Squadron Leader Skipper: Where are you taking those vultures?
RAF NCO: Officers to the mess, NCOs to the guard room, sir.
Squadron Leader Skipper: Like hell you are. They're responsible for all that [turning and gesturing to the ruined field], get 'em to clear it up!
RAF NCO: But, what about the officers, sir?
Squadron Leader Skipper: Give 'em a bloody shovel!

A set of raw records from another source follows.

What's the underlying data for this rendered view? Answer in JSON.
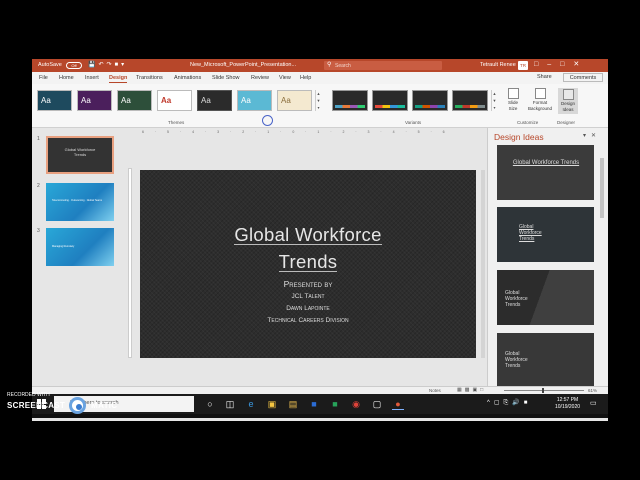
{
  "titlebar": {
    "autosave": "AutoSave",
    "toggle_state": "Off",
    "doc_name": "New_Microsoft_PowerPoint_Presentation...",
    "search": "Search",
    "user": "Tetrault Renee",
    "user_initials": "TR"
  },
  "menu": {
    "tabs": [
      "File",
      "Home",
      "Insert",
      "Design",
      "Transitions",
      "Animations",
      "Slide Show",
      "Review",
      "View",
      "Help"
    ],
    "active": "Design",
    "share": "Share",
    "comments": "Comments"
  },
  "ribbon": {
    "themes_label": "Themes",
    "variants_label": "Variants",
    "customize_label": "Customize",
    "designer_label": "Designer",
    "theme_glyph": "Aa",
    "slide_size": "Slide Size",
    "format_background": "Format Background",
    "design_ideas": "Design Ideas",
    "theme_colors": [
      "#1e4a5e",
      "#4b1f5c",
      "#2d4f3a",
      "#ffffff",
      "#2b2b2b",
      "#5bb9d4",
      "#f4e9d0"
    ],
    "variant_stripes": [
      "#4da3c7",
      "#e87a3a",
      "#9b59b6",
      "#2ecc71"
    ]
  },
  "thumbnails": {
    "slide_1_title": "Global Workforce Trends",
    "slide_1_sub": "Presented by",
    "slide_2_text": "Telecommuting · Outsourcing · Global Teams",
    "slide_3_text": "Managing Remotely"
  },
  "slide": {
    "title_line1": "Global Workforce",
    "title_line2": "Trends",
    "presented_by": "Presented by",
    "company": "JCL Talent",
    "presenter": "Dawn Lapointe",
    "division": "Technical Careers Division"
  },
  "ideas": {
    "title": "Design Ideas",
    "card1_title": "Global Workforce Trends",
    "card2_title": "Global Workforce Trends",
    "card3_title": "Global Workforce Trends",
    "card4_title": "Global Workforce Trends"
  },
  "status": {
    "notes": "Notes",
    "zoom": "61%"
  },
  "taskbar": {
    "search_placeholder": "Type here to search",
    "time": "12:57 PM",
    "date": "10/19/2020"
  },
  "watermark": {
    "line1": "RECORDED WITH",
    "line2": "SCREENCAST",
    "line3": "MATIC"
  }
}
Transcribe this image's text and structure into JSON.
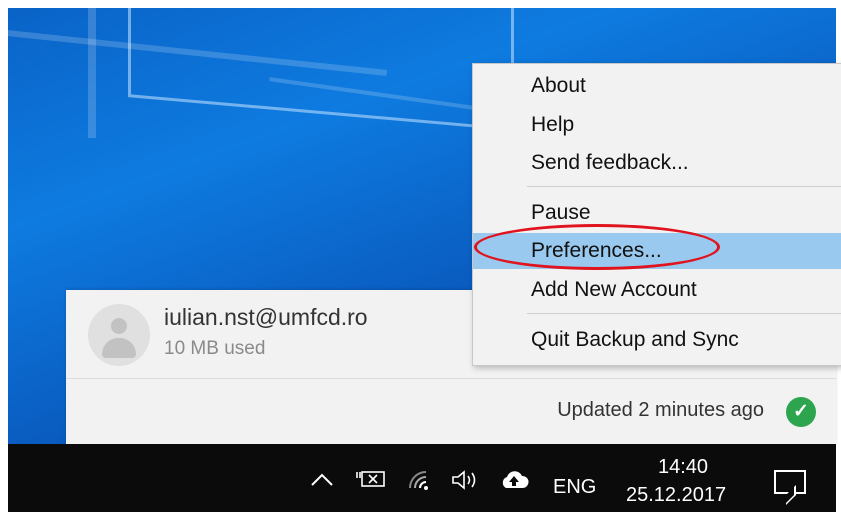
{
  "account": {
    "email": "iulian.nst@umfcd.ro",
    "usage": "10 MB used"
  },
  "status": {
    "text": "Updated 2 minutes ago",
    "icon": "check-circle-icon",
    "color": "#2da44e"
  },
  "menu": {
    "items": [
      {
        "label": "About"
      },
      {
        "label": "Help"
      },
      {
        "label": "Send feedback..."
      },
      {
        "label": "Pause"
      },
      {
        "label": "Preferences...",
        "highlighted": true
      },
      {
        "label": "Add New Account"
      },
      {
        "label": "Quit Backup and Sync"
      }
    ],
    "highlight_color": "#99c9ef",
    "annotation_color": "#e0141e"
  },
  "taskbar": {
    "icons": [
      "chevron-up-icon",
      "battery-icon",
      "wifi-icon",
      "volume-icon",
      "cloud-upload-icon"
    ],
    "language": "ENG",
    "time": "14:40",
    "date": "25.12.2017",
    "notification_icon": "action-center-icon"
  },
  "colors": {
    "desktop": "#0e7be0",
    "taskbar": "#0b0b0b"
  }
}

[A fighter pilot from the RAF's Polish squadron is shot down while his squadron is intercepting a German bomber formation with fighter escort. His parachute descends, landing in an English farmer's field. The pilot greets the farmer, speaking in heavily-accented English that makes him sound like a German.]
Polish RAF Pilot: Goot- afternoon.
[The farmer stares at the pilot for a moment, then raises his pitchfork.]
Farmer: "Good afternoon" my arse, you boche bastard. [Gesturing with his pitchfork] Come on, put your hands up.
Polish RAF Pilot: [Confused] Why?
Farmer: [Gesturing again] Come on, put 'em up!
Polish RAF Pilot: I'm a Polish pilot, I'm fighting on your side!
Farmer: Cor blimey- get 'em up! Let's go!
[The Polish RAF pilot gives up and raises his hands; scowling, the farmer takes him prisoner and marches him across the field, keeping his pitchfork raised.]

References[edit]

  • Mosley, Leonard. Battle of Britain: The Story of a Film. London: Pan Books, 1969. ISBN 0-330-02357-8.
  • Schnepf, Ed, ed. "The Few: Making the Battle of Britain." Air Classics Vol. 6, No. 4, April 1970.